not yet decided) Q6.g. THE ROLE OF SURGICAL AND PHARMACOLOGICAL INTERVENTION IN OBESITY MANAGEMENT Q4. please specify (e.3. What are your PCTs plans with regards to the following interventions during the next five years? (Please select one option for each intervention and specify if appropriate) Decrease Provision i) Pharmacological intervention of obesity only ii) Surgical intervention of obesity only iii) Pharmacological and surgical intervention of obesity Maintain current provision Increase provision Other (please specify) Q6. Is there a formal audit at your PCT to track outcomes of patients who have surgical intervention of obesity? (Please circle one and specify if appropriate) No Yes (please specify) i) Pharmacological intervention of obesity only ii) Surgical intervention of obesity only iii) Pharmacological and surgical intervention of obesity Future Service Provision Q6.1.2.g. unsure) Q6.APPENDIX 1: PCT SURVEY.1. unsure. 5 least important) Patient convenience Your trust did not meet criteria for NHS provision Length of waiting time for surgery at your PCT Insufficient capacity at your PCT Other Factors (please specify) Q6. If your PCT has facilitated the provision of private surgical intervention of obesity in 2008/09.4.5. please specify (e. We would welcome any further comments that you wish to add regarding the pharmacological and surgical intervention of obesity at your PCT 46 47 .4. what have been the main factors driving the choice of this option? Please rank (1 most important. Has your PCT identified review dates for referral criteria? (Please select one option for each intervention and specify date if applicable) No Yes Please specify date if applicable Post Operative care Q5.2. not yet decided. Please outline your PCTs care pathway for patients having surgical intervention of obesity Q5. What are your PCTs plans regarding expenditure on surgical and pharmacological intervention of obesity during the next five years? (Please circle one) Increase expenditure Decrease expenditure Maintain current level of expenditure Other. During the next five years do you anticipate that your criteria will be (Please circle one) More stringently applied Less stringently applied Applied at the present level Other.
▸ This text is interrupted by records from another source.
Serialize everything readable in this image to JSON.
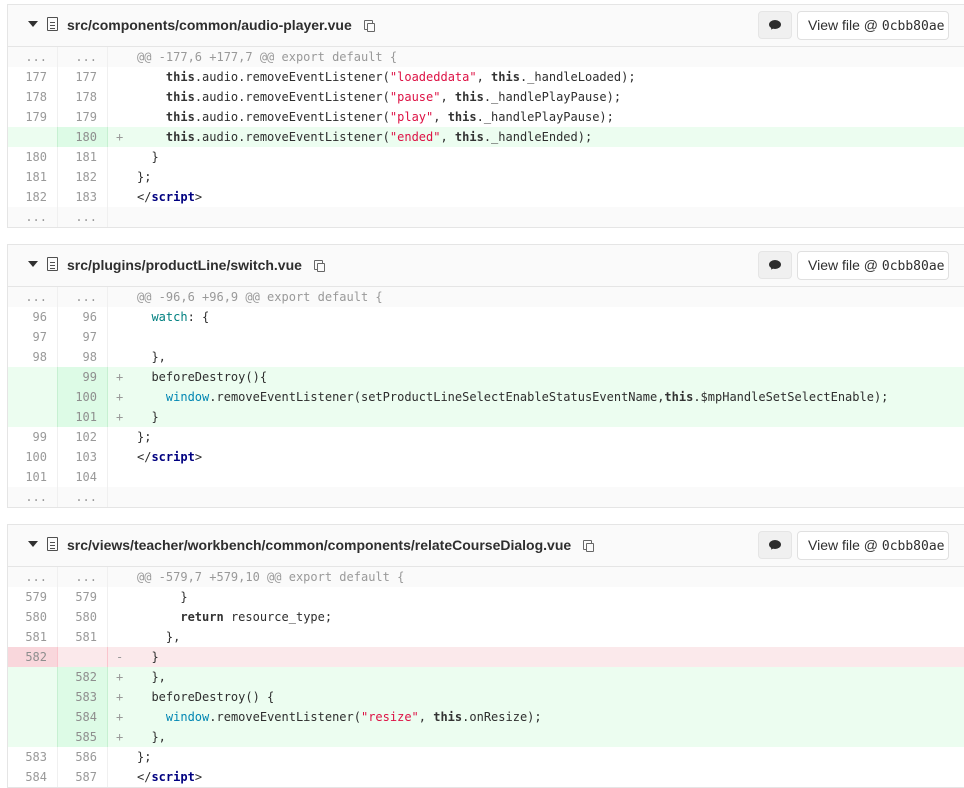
{
  "files": [
    {
      "path": "src/components/common/audio-player.vue",
      "view_file_label": "View file @ ",
      "commit": "0cbb80ae",
      "lines": [
        {
          "type": "match",
          "old": "...",
          "new": "...",
          "sign": "",
          "tokens": [
            {
              "t": "@@ -177,6 +177,7 @@ export default {",
              "c": ""
            }
          ]
        },
        {
          "type": "ctx",
          "old": "177",
          "new": "177",
          "sign": "",
          "tokens": [
            {
              "t": "    ",
              "c": ""
            },
            {
              "t": "this",
              "c": "kw"
            },
            {
              "t": ".audio.removeEventListener(",
              "c": ""
            },
            {
              "t": "\"loadeddata\"",
              "c": "str"
            },
            {
              "t": ", ",
              "c": ""
            },
            {
              "t": "this",
              "c": "kw"
            },
            {
              "t": "._handleLoaded);",
              "c": ""
            }
          ]
        },
        {
          "type": "ctx",
          "old": "178",
          "new": "178",
          "sign": "",
          "tokens": [
            {
              "t": "    ",
              "c": ""
            },
            {
              "t": "this",
              "c": "kw"
            },
            {
              "t": ".audio.removeEventListener(",
              "c": ""
            },
            {
              "t": "\"pause\"",
              "c": "str"
            },
            {
              "t": ", ",
              "c": ""
            },
            {
              "t": "this",
              "c": "kw"
            },
            {
              "t": "._handlePlayPause);",
              "c": ""
            }
          ]
        },
        {
          "type": "ctx",
          "old": "179",
          "new": "179",
          "sign": "",
          "tokens": [
            {
              "t": "    ",
              "c": ""
            },
            {
              "t": "this",
              "c": "kw"
            },
            {
              "t": ".audio.removeEventListener(",
              "c": ""
            },
            {
              "t": "\"play\"",
              "c": "str"
            },
            {
              "t": ", ",
              "c": ""
            },
            {
              "t": "this",
              "c": "kw"
            },
            {
              "t": "._handlePlayPause);",
              "c": ""
            }
          ]
        },
        {
          "type": "add",
          "old": "",
          "new": "180",
          "sign": "+",
          "tokens": [
            {
              "t": "    ",
              "c": ""
            },
            {
              "t": "this",
              "c": "kw"
            },
            {
              "t": ".audio.removeEventListener(",
              "c": ""
            },
            {
              "t": "\"ended\"",
              "c": "str"
            },
            {
              "t": ", ",
              "c": ""
            },
            {
              "t": "this",
              "c": "kw"
            },
            {
              "t": "._handleEnded);",
              "c": ""
            }
          ]
        },
        {
          "type": "ctx",
          "old": "180",
          "new": "181",
          "sign": "",
          "tokens": [
            {
              "t": "  }",
              "c": ""
            }
          ]
        },
        {
          "type": "ctx",
          "old": "181",
          "new": "182",
          "sign": "",
          "tokens": [
            {
              "t": "};",
              "c": ""
            }
          ]
        },
        {
          "type": "ctx",
          "old": "182",
          "new": "183",
          "sign": "",
          "tokens": [
            {
              "t": "</",
              "c": ""
            },
            {
              "t": "script",
              "c": "tag"
            },
            {
              "t": ">",
              "c": ""
            }
          ]
        },
        {
          "type": "match",
          "old": "...",
          "new": "...",
          "sign": "",
          "tokens": []
        }
      ]
    },
    {
      "path": "src/plugins/productLine/switch.vue",
      "view_file_label": "View file @ ",
      "commit": "0cbb80ae",
      "lines": [
        {
          "type": "match",
          "old": "...",
          "new": "...",
          "sign": "",
          "tokens": [
            {
              "t": "@@ -96,6 +96,9 @@ export default {",
              "c": ""
            }
          ]
        },
        {
          "type": "ctx",
          "old": "96",
          "new": "96",
          "sign": "",
          "tokens": [
            {
              "t": "  ",
              "c": ""
            },
            {
              "t": "watch",
              "c": "prop"
            },
            {
              "t": ": {",
              "c": ""
            }
          ]
        },
        {
          "type": "ctx",
          "old": "97",
          "new": "97",
          "sign": "",
          "tokens": []
        },
        {
          "type": "ctx",
          "old": "98",
          "new": "98",
          "sign": "",
          "tokens": [
            {
              "t": "  },",
              "c": ""
            }
          ]
        },
        {
          "type": "add",
          "old": "",
          "new": "99",
          "sign": "+",
          "tokens": [
            {
              "t": "  beforeDestroy(){",
              "c": ""
            }
          ]
        },
        {
          "type": "add",
          "old": "",
          "new": "100",
          "sign": "+",
          "tokens": [
            {
              "t": "    ",
              "c": ""
            },
            {
              "t": "window",
              "c": "glob"
            },
            {
              "t": ".removeEventListener(setProductLineSelectEnableStatusEventName,",
              "c": ""
            },
            {
              "t": "this",
              "c": "kw"
            },
            {
              "t": ".$mpHandleSetSelectEnable);",
              "c": ""
            }
          ]
        },
        {
          "type": "add",
          "old": "",
          "new": "101",
          "sign": "+",
          "tokens": [
            {
              "t": "  }",
              "c": ""
            }
          ]
        },
        {
          "type": "ctx",
          "old": "99",
          "new": "102",
          "sign": "",
          "tokens": [
            {
              "t": "};",
              "c": ""
            }
          ]
        },
        {
          "type": "ctx",
          "old": "100",
          "new": "103",
          "sign": "",
          "tokens": [
            {
              "t": "</",
              "c": ""
            },
            {
              "t": "script",
              "c": "tag"
            },
            {
              "t": ">",
              "c": ""
            }
          ]
        },
        {
          "type": "ctx",
          "old": "101",
          "new": "104",
          "sign": "",
          "tokens": []
        },
        {
          "type": "match",
          "old": "...",
          "new": "...",
          "sign": "",
          "tokens": []
        }
      ]
    },
    {
      "path": "src/views/teacher/workbench/common/components/relateCourseDialog.vue",
      "view_file_label": "View file @ ",
      "commit": "0cbb80ae",
      "lines": [
        {
          "type": "match",
          "old": "...",
          "new": "...",
          "sign": "",
          "tokens": [
            {
              "t": "@@ -579,7 +579,10 @@ export default {",
              "c": ""
            }
          ]
        },
        {
          "type": "ctx",
          "old": "579",
          "new": "579",
          "sign": "",
          "tokens": [
            {
              "t": "      }",
              "c": ""
            }
          ]
        },
        {
          "type": "ctx",
          "old": "580",
          "new": "580",
          "sign": "",
          "tokens": [
            {
              "t": "      ",
              "c": ""
            },
            {
              "t": "return",
              "c": "kw"
            },
            {
              "t": " resource_type;",
              "c": ""
            }
          ]
        },
        {
          "type": "ctx",
          "old": "581",
          "new": "581",
          "sign": "",
          "tokens": [
            {
              "t": "    },",
              "c": ""
            }
          ]
        },
        {
          "type": "del",
          "old": "582",
          "new": "",
          "sign": "-",
          "tokens": [
            {
              "t": "  }",
              "c": ""
            }
          ]
        },
        {
          "type": "add",
          "old": "",
          "new": "582",
          "sign": "+",
          "tokens": [
            {
              "t": "  },",
              "c": ""
            }
          ]
        },
        {
          "type": "add",
          "old": "",
          "new": "583",
          "sign": "+",
          "tokens": [
            {
              "t": "  beforeDestroy() {",
              "c": ""
            }
          ]
        },
        {
          "type": "add",
          "old": "",
          "new": "584",
          "sign": "+",
          "tokens": [
            {
              "t": "    ",
              "c": ""
            },
            {
              "t": "window",
              "c": "glob"
            },
            {
              "t": ".removeEventListener(",
              "c": ""
            },
            {
              "t": "\"resize\"",
              "c": "str"
            },
            {
              "t": ", ",
              "c": ""
            },
            {
              "t": "this",
              "c": "kw"
            },
            {
              "t": ".onResize);",
              "c": ""
            }
          ]
        },
        {
          "type": "add",
          "old": "",
          "new": "585",
          "sign": "+",
          "tokens": [
            {
              "t": "  },",
              "c": ""
            }
          ]
        },
        {
          "type": "ctx",
          "old": "583",
          "new": "586",
          "sign": "",
          "tokens": [
            {
              "t": "};",
              "c": ""
            }
          ]
        },
        {
          "type": "ctx",
          "old": "584",
          "new": "587",
          "sign": "",
          "tokens": [
            {
              "t": "</",
              "c": ""
            },
            {
              "t": "script",
              "c": "tag"
            },
            {
              "t": ">",
              "c": ""
            }
          ]
        }
      ]
    }
  ]
}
90% 17.60% 1.10% 28.50% 15.20% 25.90% 16.50% 10.40% 0.70% 20.90% 30.70% 2.50% 1.90% 1.70% 1.40% 0.20% 45.90% 19.10% 19.00% 28.90% 2.80% 18.20% 25.90% 2.60% 29.00% 16.00% 36.80% 48.APPENDIX 2: OBESITY PREVALENCE STATISTICS USED BY NICE FOR COSTING TEMPLATE TO SUPPORT CLINICAL GUIDELINE “OBESITY” CG43 Prevalence males BMI 25–30 Male 2_4 5_9 10_11 12_14 15_16 17-19 20_24 25_29 30_34 35_39 40_44 45_49 50_54 55_59 60_64 65_69 70_74 75_79 80_84 14.10% 23.80% 50.00% 14.40% 37.60% 0.60% 1.10% 28.70% 23.90% 17.70% 2.50% 10.10% 41.00% 23.00% 14.40% 0.60% 6.90% 45.20% 40.50% 1.60% 18.00% 16.00% 6.60% 48.00% 30.60% 6.90% 48 .00% 25.40% 2.30% 48.60% 24.60% BMI 30–39 BMI > 40 Female 2_4 5_9 10_11 12_14 15_16 17-19 20_24 25_29 30_34 35_39 40_44 45_49 50_54 55_59 60_64 65_69 70_74 75_79 80_84 14.00% 14.20% 37.00% 14.00% 14.10% 23.60% 1.20% 30.00% 14.10% 24.60% 47.00% 16.20% 50.90% 1.50% 47.00% 16.60% 2.40% 2.00% 28.10% 0.50% 48.00% 16.10% 27.70% 2.40% Prevalence females BMI 25–30 BMI 30–39 BMI > 40 85&over 55.40% 36.90% 19.10% 4.30% 55.90% 30.10% 24.00% 16.70% 1.30% 27.40% 1.30% 85&over 45.10% 23.10% 29.00% 10.50% 15.30% 16.30% 17.90% 0.20% 40.30% 55.60% 4.50% 20.80% 24.20% 41.90% 0.